“Steve and I first met nearly 30 years ago, and have been colleagues, competitors and friends over the course of more than half our lives. The world rarely sees someone who has had the profound impact Steve has had, the effects of which will be felt for many generations to come. For those of us lucky enough to get to work with him, it’s been an insanely great honor. I will miss Steve immensely.” – Bill Gates
“Steve, thank you for being a mentor and a friend. Thanks for showing that what you build can change the world. I will miss you.” – Mark Zuckerberg
“Once in a rare while, somebody comes along who doesn’t just raise the bar, they create an entirely new standard of measurement.” – Twitter CEO Dick Costolo
“Today the world lost a visionary leader, the technology industry lost an iconic legend and I lost a friend and fellow founder. The legacy of Steve Jobs will be remembered for generations to come.” – Michael Dell

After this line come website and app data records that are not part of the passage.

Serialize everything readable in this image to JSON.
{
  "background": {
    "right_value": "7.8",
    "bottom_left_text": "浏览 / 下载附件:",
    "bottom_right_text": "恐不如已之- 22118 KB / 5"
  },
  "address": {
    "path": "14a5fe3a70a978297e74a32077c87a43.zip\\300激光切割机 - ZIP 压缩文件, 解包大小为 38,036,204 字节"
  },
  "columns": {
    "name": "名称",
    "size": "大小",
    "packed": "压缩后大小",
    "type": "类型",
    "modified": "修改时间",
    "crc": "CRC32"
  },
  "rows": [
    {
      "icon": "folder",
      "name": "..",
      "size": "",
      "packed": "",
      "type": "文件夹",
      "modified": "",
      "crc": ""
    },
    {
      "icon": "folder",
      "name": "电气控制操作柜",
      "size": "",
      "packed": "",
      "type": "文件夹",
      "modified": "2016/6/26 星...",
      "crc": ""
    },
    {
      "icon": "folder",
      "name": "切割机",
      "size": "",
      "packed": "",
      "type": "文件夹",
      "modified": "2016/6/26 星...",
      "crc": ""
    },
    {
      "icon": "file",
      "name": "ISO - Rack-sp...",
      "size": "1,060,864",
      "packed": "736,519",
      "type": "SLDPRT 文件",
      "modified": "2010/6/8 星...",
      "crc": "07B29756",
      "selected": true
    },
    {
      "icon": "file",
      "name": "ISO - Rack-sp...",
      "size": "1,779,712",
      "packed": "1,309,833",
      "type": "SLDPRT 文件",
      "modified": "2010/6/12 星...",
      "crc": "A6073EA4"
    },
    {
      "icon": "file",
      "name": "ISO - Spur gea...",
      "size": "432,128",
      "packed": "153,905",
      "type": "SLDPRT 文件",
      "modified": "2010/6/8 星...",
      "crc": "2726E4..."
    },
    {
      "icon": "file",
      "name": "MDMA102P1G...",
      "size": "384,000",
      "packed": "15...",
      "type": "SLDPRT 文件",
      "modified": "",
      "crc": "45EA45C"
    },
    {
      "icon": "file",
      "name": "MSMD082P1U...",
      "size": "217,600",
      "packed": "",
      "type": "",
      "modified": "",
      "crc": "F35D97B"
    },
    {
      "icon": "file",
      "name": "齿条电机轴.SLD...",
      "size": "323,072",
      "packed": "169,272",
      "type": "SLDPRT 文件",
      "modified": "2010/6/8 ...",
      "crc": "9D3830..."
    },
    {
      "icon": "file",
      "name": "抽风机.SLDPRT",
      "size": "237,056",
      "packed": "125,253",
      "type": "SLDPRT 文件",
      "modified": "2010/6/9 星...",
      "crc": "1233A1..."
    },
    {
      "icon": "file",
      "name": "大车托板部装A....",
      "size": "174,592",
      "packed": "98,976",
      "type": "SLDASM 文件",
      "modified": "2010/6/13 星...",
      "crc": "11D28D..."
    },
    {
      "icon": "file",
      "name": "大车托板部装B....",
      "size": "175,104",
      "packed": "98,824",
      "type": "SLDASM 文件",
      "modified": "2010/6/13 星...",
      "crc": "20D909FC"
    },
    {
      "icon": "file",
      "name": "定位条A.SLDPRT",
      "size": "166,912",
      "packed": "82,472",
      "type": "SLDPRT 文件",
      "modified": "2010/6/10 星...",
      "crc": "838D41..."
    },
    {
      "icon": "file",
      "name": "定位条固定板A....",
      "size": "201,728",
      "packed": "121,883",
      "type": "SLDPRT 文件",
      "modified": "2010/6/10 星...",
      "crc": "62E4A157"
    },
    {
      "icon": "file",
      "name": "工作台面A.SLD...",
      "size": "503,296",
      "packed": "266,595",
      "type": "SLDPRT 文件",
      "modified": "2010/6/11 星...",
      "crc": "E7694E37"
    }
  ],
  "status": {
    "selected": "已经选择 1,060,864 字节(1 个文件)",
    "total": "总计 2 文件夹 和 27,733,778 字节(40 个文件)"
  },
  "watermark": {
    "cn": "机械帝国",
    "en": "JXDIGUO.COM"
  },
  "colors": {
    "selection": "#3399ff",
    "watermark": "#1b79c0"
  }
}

“Steve was such an ‘original,’ with a thoroughly creative, imaginative mind that defined an era. Despite all he accomplished, it feels like he was just getting started,” – Walt Disney President Robert Iger
“I am very, very sad to hear the news about Steve. He was a great man with incredible achievements and amazing brilliance,” said Google co-founder Larry Page.
Steve Jobs left us with so many wonderful thoughts and quotes. I leave you with a few of his quotes:
“You can’t connect the dots looking forward; you can only connect them looking backwards. So you have to trust that the dots will somehow connect in your future,” he told Stanford University graduates during a commencement speech in 2005. “You have to trust in something: your gut, destiny, life, karma, whatever. This approach has never let me down, and it has made all the difference in my life.”
“Stay Hungry. Stay Foolish.”
“‘No one wants to die. Even people who want to go to heaven don’t want to die to get there. And yet death is the destination we all share. No one has ever escaped it. And that is as it should be, because Death is very likely the single best invention of Life. It is Life’s change agent. It clears out the old to make way for the new. Right now the new is you, but someday not too long from now, you will gradually become the old and be cleared away. Sorry to be so dramatic, but it is quite true.””
1.Typewriter.. I always have a soft corner for the typewriter because we had 3 at home – 2 Facit typewriters and a Godrej one. I learned to type on a typewriter. After the simple typewriter came an electric one, an electronic typewriter and then the computer has now made the typewriter a thing of the past.
2.Pager.. When I came to Singapore in 1994, the pager was everywhere and you could hear beeps and nice tones. But today you hardly see a pager in use.
3.Cassette tape recorder: Today we hardly use the cassette tape. In the early 1990s there was a steep decline in cassette tape use.
4.Walkman: The Sony walkman was introduced in 1979 and was very popular in those times. 1986 marked the farewell of the walkman and Sony introduced the discman
5.Floppy disc/floppy drive: Today most computers come only with dvd players and recorders and the familiar 3.5” floppy drive is hardly in use
6.Video cassette player/video cassette: The VHS format has lost use with the advent of DVD/VCD players
7.Film camera: Today it is difficult to find film cameras and photo studios that clear pictures taken using film. Cameras have all gone digital.
8.Laser disc player: The laser disc which was popular in the 1990s became officialy obsolete in 2009 with Pioneer announcing the cessation of production.
9.CRT monitor: Flat screen monitors have replaced the CRTs and almost everywhere you see only LCD/LED/Plasma monitors.
10. Zip drive: This drive had a very short life cycle and with the advent of compact discs the usage significantly dropped.
I think I have begun to love infographics. Here is one that traces the evolution of the blogger (source: NYmag.com)